Exercise objective: In the entries below, find the lines that contain the word "PLANTA" and copy them.

──────

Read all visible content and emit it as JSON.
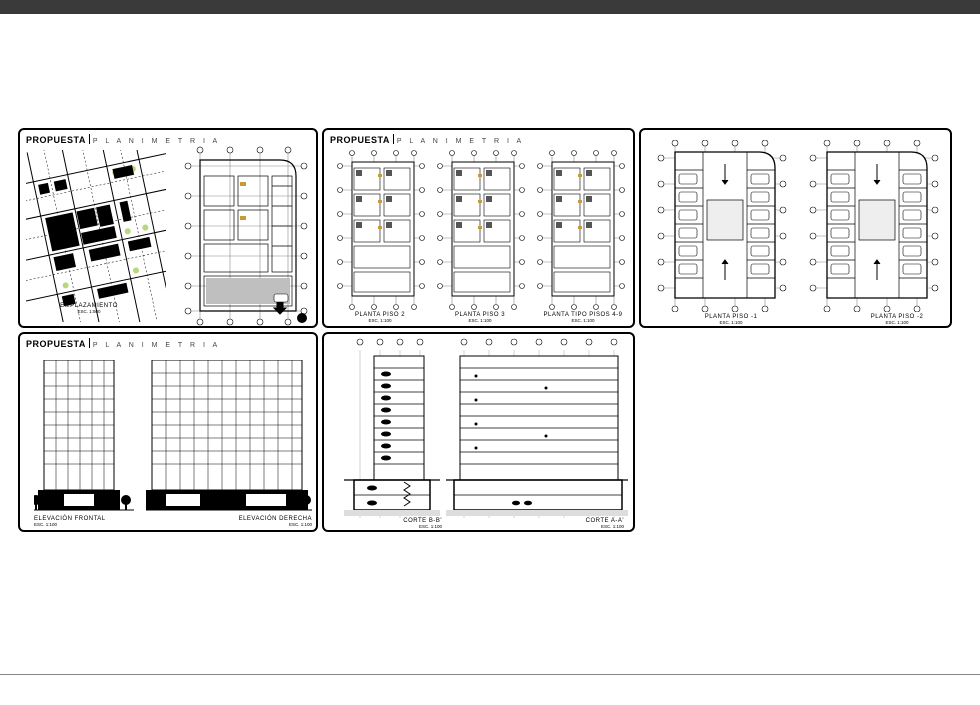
{
  "doc": {
    "title_prefix": "PROPUESTA",
    "title_suffix": "P L A N I M E T R I A"
  },
  "panels": {
    "p1": {
      "cap1": "EMPLAZAMIENTO",
      "sc1": "ESC. 1:500"
    },
    "p2": {
      "cap1": "PLANTA PISO 2",
      "sc1": "ESC. 1:100",
      "cap2": "PLANTA PISO 3",
      "sc2": "ESC. 1:100",
      "cap3": "PLANTA TIPO PISOS 4-9",
      "sc3": "ESC. 1:100"
    },
    "p3": {
      "cap1": "PLANTA PISO -1",
      "sc1": "ESC. 1:100",
      "cap2": "PLANTA PISO -2",
      "sc2": "ESC. 1:100"
    },
    "p4": {
      "cap1": "ELEVACIÓN FRONTAL",
      "sc1": "ESC. 1:100",
      "cap2": "ELEVACIÓN DERECHA",
      "sc2": "ESC. 1:100"
    },
    "p5": {
      "cap1": "CORTE B-B'",
      "sc1": "ESC. 1:100",
      "cap2": "CORTE A-A'",
      "sc2": "ESC. 1:100"
    }
  }
}
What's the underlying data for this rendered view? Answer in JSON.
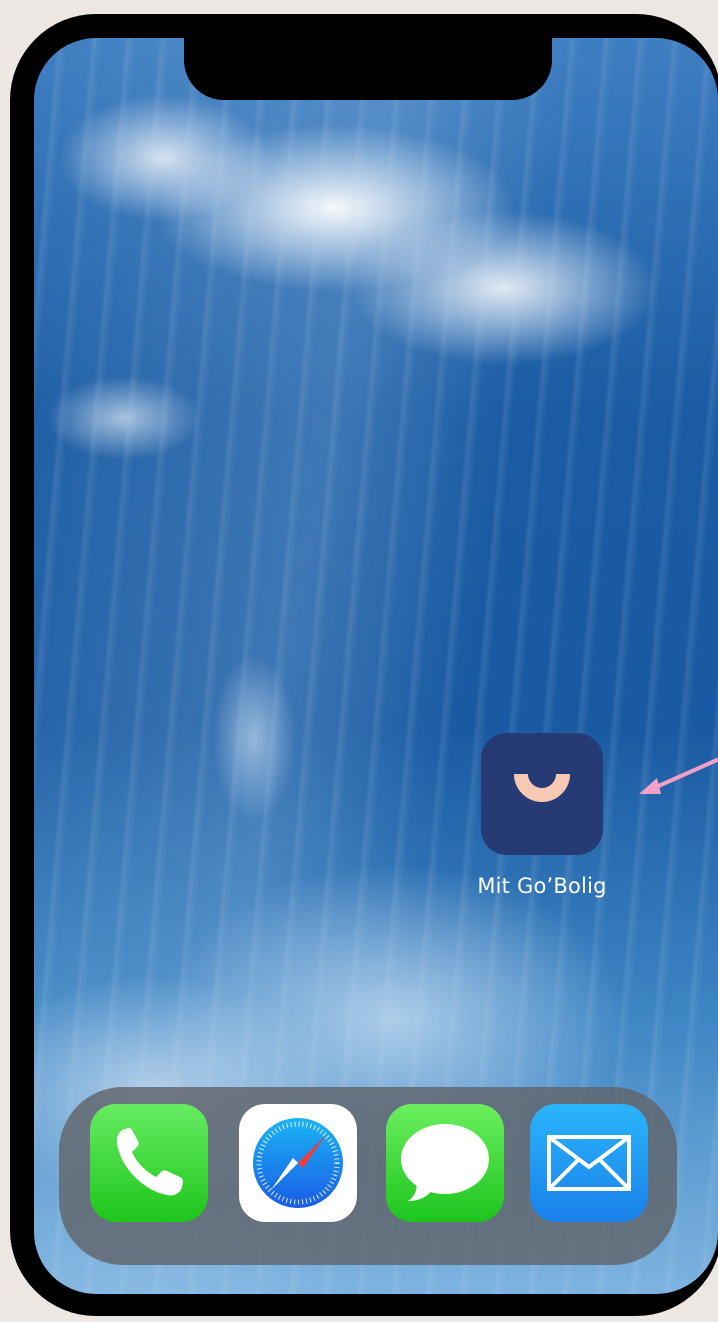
{
  "home_screen": {
    "apps": [
      {
        "label": "Mit Go’Bolig",
        "icon": "smile-icon",
        "bg_color": "#263a73",
        "accent_color": "#f7c9b4"
      }
    ],
    "dock": [
      {
        "icon": "phone-icon",
        "color": "#2ed12a"
      },
      {
        "icon": "safari-icon",
        "color": "#1c7ef0"
      },
      {
        "icon": "messages-icon",
        "color": "#2ed12a"
      },
      {
        "icon": "mail-icon",
        "color": "#1e9bf5"
      }
    ]
  },
  "annotation": {
    "icon": "arrow-icon",
    "color": "#f2a0c8"
  }
}
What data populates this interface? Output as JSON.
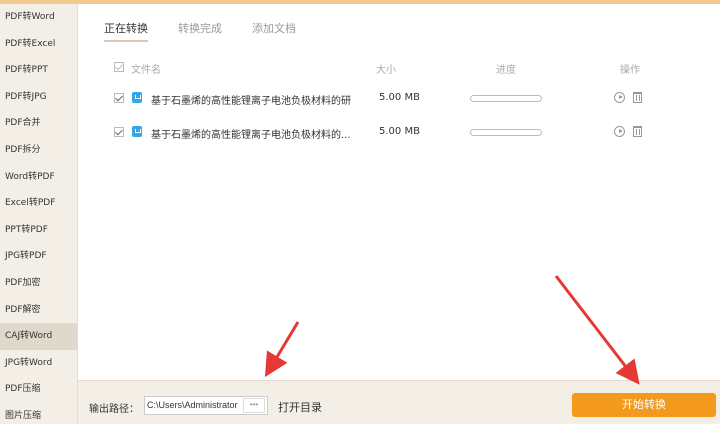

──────

Reply to the exercise:
      "cap1": "PLANTA PISO 2",
      "cap2": "PLANTA PISO 3",
      "cap3": "PLANTA TIPO PISOS 4-9",
      "cap1": "PLANTA PISO -1",
      "cap2": "PLANTA PISO -2",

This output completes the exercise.